**MATERIAL FOR THE TASK**
○ ○ ○ ○
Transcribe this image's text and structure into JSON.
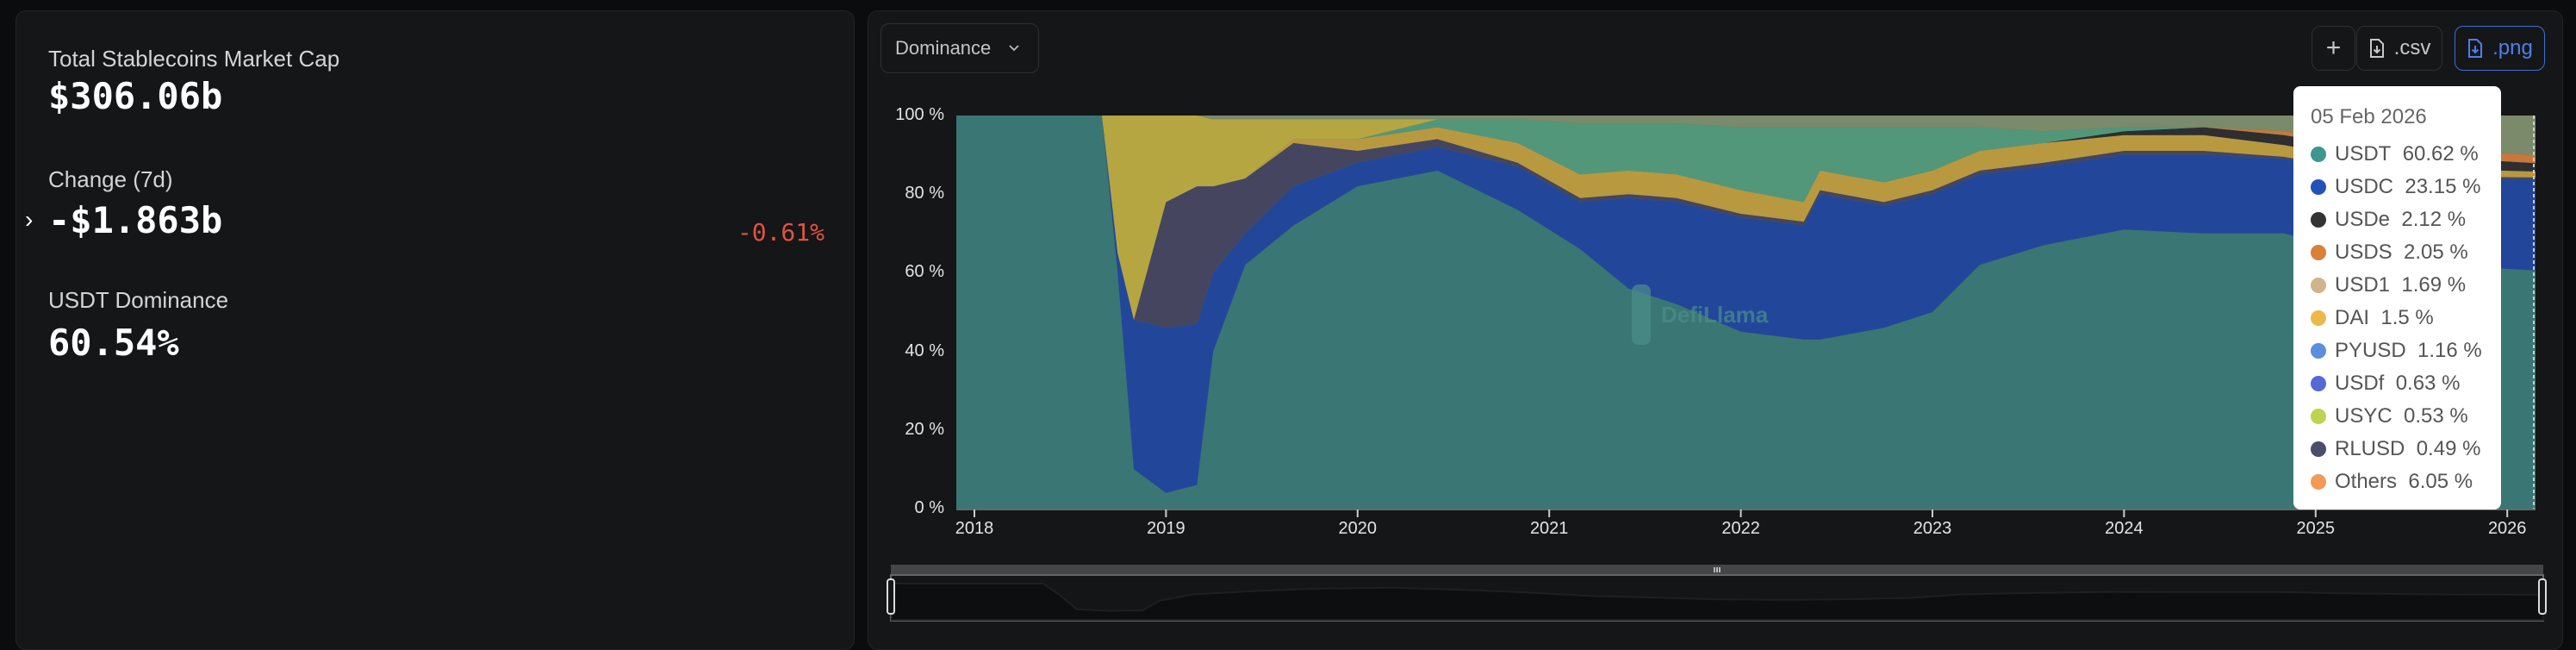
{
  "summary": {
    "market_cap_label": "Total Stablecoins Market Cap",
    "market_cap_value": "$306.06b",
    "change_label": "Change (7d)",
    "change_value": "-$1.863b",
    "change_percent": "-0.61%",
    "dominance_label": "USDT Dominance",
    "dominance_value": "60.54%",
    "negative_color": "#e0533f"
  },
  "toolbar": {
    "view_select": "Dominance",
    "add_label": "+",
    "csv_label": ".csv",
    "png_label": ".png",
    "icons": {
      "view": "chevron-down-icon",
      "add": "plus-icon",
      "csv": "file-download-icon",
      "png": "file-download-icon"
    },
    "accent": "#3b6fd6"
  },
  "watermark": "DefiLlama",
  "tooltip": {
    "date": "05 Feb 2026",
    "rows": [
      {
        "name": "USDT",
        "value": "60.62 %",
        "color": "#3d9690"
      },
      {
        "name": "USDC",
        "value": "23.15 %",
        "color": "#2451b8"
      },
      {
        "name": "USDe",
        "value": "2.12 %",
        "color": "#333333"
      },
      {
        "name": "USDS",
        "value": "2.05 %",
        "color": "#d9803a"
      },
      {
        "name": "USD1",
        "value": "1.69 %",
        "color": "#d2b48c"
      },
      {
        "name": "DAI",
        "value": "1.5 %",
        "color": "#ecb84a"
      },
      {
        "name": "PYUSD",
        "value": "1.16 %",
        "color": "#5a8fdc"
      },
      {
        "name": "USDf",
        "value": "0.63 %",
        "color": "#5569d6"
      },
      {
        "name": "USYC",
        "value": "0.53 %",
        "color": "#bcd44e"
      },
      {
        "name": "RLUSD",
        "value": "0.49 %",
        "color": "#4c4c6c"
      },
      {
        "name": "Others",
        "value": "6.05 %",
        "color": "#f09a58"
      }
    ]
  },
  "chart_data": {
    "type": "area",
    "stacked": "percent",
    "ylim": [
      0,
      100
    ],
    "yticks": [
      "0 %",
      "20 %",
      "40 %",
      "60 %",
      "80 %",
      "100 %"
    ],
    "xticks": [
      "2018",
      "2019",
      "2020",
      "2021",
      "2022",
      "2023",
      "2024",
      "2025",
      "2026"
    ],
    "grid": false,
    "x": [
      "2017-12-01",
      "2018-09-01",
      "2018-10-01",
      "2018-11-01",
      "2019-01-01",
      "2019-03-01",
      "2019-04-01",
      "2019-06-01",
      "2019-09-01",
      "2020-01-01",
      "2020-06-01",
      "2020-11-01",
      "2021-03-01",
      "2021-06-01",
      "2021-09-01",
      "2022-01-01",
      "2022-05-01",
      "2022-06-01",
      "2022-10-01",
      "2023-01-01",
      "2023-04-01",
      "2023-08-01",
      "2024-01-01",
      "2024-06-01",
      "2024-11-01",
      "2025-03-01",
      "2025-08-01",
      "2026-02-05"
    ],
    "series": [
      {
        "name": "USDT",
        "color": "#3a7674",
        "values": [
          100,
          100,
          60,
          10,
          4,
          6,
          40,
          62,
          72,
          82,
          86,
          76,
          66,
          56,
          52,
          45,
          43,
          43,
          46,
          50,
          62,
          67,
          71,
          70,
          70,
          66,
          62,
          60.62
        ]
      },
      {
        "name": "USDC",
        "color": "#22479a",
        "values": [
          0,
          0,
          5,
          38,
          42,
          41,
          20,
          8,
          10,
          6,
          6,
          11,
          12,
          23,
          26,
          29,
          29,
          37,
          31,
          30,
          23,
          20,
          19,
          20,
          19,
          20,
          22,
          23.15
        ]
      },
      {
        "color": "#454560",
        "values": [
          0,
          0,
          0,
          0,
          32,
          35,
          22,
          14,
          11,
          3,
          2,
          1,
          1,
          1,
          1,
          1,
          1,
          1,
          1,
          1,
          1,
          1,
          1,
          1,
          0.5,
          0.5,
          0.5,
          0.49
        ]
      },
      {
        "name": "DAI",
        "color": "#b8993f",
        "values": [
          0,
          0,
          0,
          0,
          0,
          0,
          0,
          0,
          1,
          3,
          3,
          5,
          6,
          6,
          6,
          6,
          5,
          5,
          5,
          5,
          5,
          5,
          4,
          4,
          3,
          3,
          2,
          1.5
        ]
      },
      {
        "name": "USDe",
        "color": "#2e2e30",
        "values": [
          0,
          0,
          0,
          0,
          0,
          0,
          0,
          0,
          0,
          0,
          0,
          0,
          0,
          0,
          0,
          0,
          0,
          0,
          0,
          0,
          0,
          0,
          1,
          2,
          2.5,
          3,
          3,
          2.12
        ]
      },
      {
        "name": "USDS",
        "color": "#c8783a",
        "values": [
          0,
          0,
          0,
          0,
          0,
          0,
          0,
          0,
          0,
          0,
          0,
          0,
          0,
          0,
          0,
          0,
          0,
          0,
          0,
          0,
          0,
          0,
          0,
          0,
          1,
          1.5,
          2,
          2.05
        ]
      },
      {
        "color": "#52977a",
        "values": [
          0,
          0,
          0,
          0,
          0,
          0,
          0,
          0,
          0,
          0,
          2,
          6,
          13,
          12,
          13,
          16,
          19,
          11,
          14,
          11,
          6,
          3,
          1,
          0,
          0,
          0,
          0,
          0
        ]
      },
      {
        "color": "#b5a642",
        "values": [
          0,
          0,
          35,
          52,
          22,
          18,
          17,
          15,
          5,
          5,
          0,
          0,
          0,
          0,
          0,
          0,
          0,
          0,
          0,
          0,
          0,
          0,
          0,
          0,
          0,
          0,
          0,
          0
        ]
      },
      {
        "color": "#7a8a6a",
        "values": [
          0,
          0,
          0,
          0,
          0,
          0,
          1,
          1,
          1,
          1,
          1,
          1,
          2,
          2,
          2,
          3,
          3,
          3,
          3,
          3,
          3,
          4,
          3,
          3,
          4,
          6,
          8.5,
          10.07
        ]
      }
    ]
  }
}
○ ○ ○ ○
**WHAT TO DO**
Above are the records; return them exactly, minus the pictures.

**EXERCISE SOLUTION**
Transcribe this image's text and structure into JSON.
{
  "summary": {
    "market_cap_label": "Total Stablecoins Market Cap",
    "market_cap_value": "$306.06b",
    "change_label": "Change (7d)",
    "change_value": "-$1.863b",
    "change_percent": "-0.61%",
    "dominance_label": "USDT Dominance",
    "dominance_value": "60.54%",
    "negative_color": "#e0533f"
  },
  "toolbar": {
    "view_select": "Dominance",
    "add_label": "+",
    "csv_label": ".csv",
    "png_label": ".png",
    "icons": {
      "view": "chevron-down-icon",
      "add": "plus-icon",
      "csv": "file-download-icon",
      "png": "file-download-icon"
    },
    "accent": "#3b6fd6"
  },
  "watermark": "DefiLlama",
  "tooltip": {
    "date": "05 Feb 2026",
    "rows": [
      {
        "name": "USDT",
        "value": "60.62 %",
        "color": "#3d9690"
      },
      {
        "name": "USDC",
        "value": "23.15 %",
        "color": "#2451b8"
      },
      {
        "name": "USDe",
        "value": "2.12 %",
        "color": "#333333"
      },
      {
        "name": "USDS",
        "value": "2.05 %",
        "color": "#d9803a"
      },
      {
        "name": "USD1",
        "value": "1.69 %",
        "color": "#d2b48c"
      },
      {
        "name": "DAI",
        "value": "1.5 %",
        "color": "#ecb84a"
      },
      {
        "name": "PYUSD",
        "value": "1.16 %",
        "color": "#5a8fdc"
      },
      {
        "name": "USDf",
        "value": "0.63 %",
        "color": "#5569d6"
      },
      {
        "name": "USYC",
        "value": "0.53 %",
        "color": "#bcd44e"
      },
      {
        "name": "RLUSD",
        "value": "0.49 %",
        "color": "#4c4c6c"
      },
      {
        "name": "Others",
        "value": "6.05 %",
        "color": "#f09a58"
      }
    ]
  },
  "chart_data": {
    "type": "area",
    "stacked": "percent",
    "ylim": [
      0,
      100
    ],
    "yticks": [
      "0 %",
      "20 %",
      "40 %",
      "60 %",
      "80 %",
      "100 %"
    ],
    "xticks": [
      "2018",
      "2019",
      "2020",
      "2021",
      "2022",
      "2023",
      "2024",
      "2025",
      "2026"
    ],
    "grid": false,
    "x": [
      "2017-12-01",
      "2018-09-01",
      "2018-10-01",
      "2018-11-01",
      "2019-01-01",
      "2019-03-01",
      "2019-04-01",
      "2019-06-01",
      "2019-09-01",
      "2020-01-01",
      "2020-06-01",
      "2020-11-01",
      "2021-03-01",
      "2021-06-01",
      "2021-09-01",
      "2022-01-01",
      "2022-05-01",
      "2022-06-01",
      "2022-10-01",
      "2023-01-01",
      "2023-04-01",
      "2023-08-01",
      "2024-01-01",
      "2024-06-01",
      "2024-11-01",
      "2025-03-01",
      "2025-08-01",
      "2026-02-05"
    ],
    "series": [
      {
        "name": "USDT",
        "color": "#3a7674",
        "values": [
          100,
          100,
          60,
          10,
          4,
          6,
          40,
          62,
          72,
          82,
          86,
          76,
          66,
          56,
          52,
          45,
          43,
          43,
          46,
          50,
          62,
          67,
          71,
          70,
          70,
          66,
          62,
          60.62
        ]
      },
      {
        "name": "USDC",
        "color": "#22479a",
        "values": [
          0,
          0,
          5,
          38,
          42,
          41,
          20,
          8,
          10,
          6,
          6,
          11,
          12,
          23,
          26,
          29,
          29,
          37,
          31,
          30,
          23,
          20,
          19,
          20,
          19,
          20,
          22,
          23.15
        ]
      },
      {
        "color": "#454560",
        "values": [
          0,
          0,
          0,
          0,
          32,
          35,
          22,
          14,
          11,
          3,
          2,
          1,
          1,
          1,
          1,
          1,
          1,
          1,
          1,
          1,
          1,
          1,
          1,
          1,
          0.5,
          0.5,
          0.5,
          0.49
        ]
      },
      {
        "name": "DAI",
        "color": "#b8993f",
        "values": [
          0,
          0,
          0,
          0,
          0,
          0,
          0,
          0,
          1,
          3,
          3,
          5,
          6,
          6,
          6,
          6,
          5,
          5,
          5,
          5,
          5,
          5,
          4,
          4,
          3,
          3,
          2,
          1.5
        ]
      },
      {
        "name": "USDe",
        "color": "#2e2e30",
        "values": [
          0,
          0,
          0,
          0,
          0,
          0,
          0,
          0,
          0,
          0,
          0,
          0,
          0,
          0,
          0,
          0,
          0,
          0,
          0,
          0,
          0,
          0,
          1,
          2,
          2.5,
          3,
          3,
          2.12
        ]
      },
      {
        "name": "USDS",
        "color": "#c8783a",
        "values": [
          0,
          0,
          0,
          0,
          0,
          0,
          0,
          0,
          0,
          0,
          0,
          0,
          0,
          0,
          0,
          0,
          0,
          0,
          0,
          0,
          0,
          0,
          0,
          0,
          1,
          1.5,
          2,
          2.05
        ]
      },
      {
        "color": "#52977a",
        "values": [
          0,
          0,
          0,
          0,
          0,
          0,
          0,
          0,
          0,
          0,
          2,
          6,
          13,
          12,
          13,
          16,
          19,
          11,
          14,
          11,
          6,
          3,
          1,
          0,
          0,
          0,
          0,
          0
        ]
      },
      {
        "color": "#b5a642",
        "values": [
          0,
          0,
          35,
          52,
          22,
          18,
          17,
          15,
          5,
          5,
          0,
          0,
          0,
          0,
          0,
          0,
          0,
          0,
          0,
          0,
          0,
          0,
          0,
          0,
          0,
          0,
          0,
          0
        ]
      },
      {
        "color": "#7a8a6a",
        "values": [
          0,
          0,
          0,
          0,
          0,
          0,
          1,
          1,
          1,
          1,
          1,
          1,
          2,
          2,
          2,
          3,
          3,
          3,
          3,
          3,
          3,
          4,
          3,
          3,
          4,
          6,
          8.5,
          10.07
        ]
      }
    ]
  }
}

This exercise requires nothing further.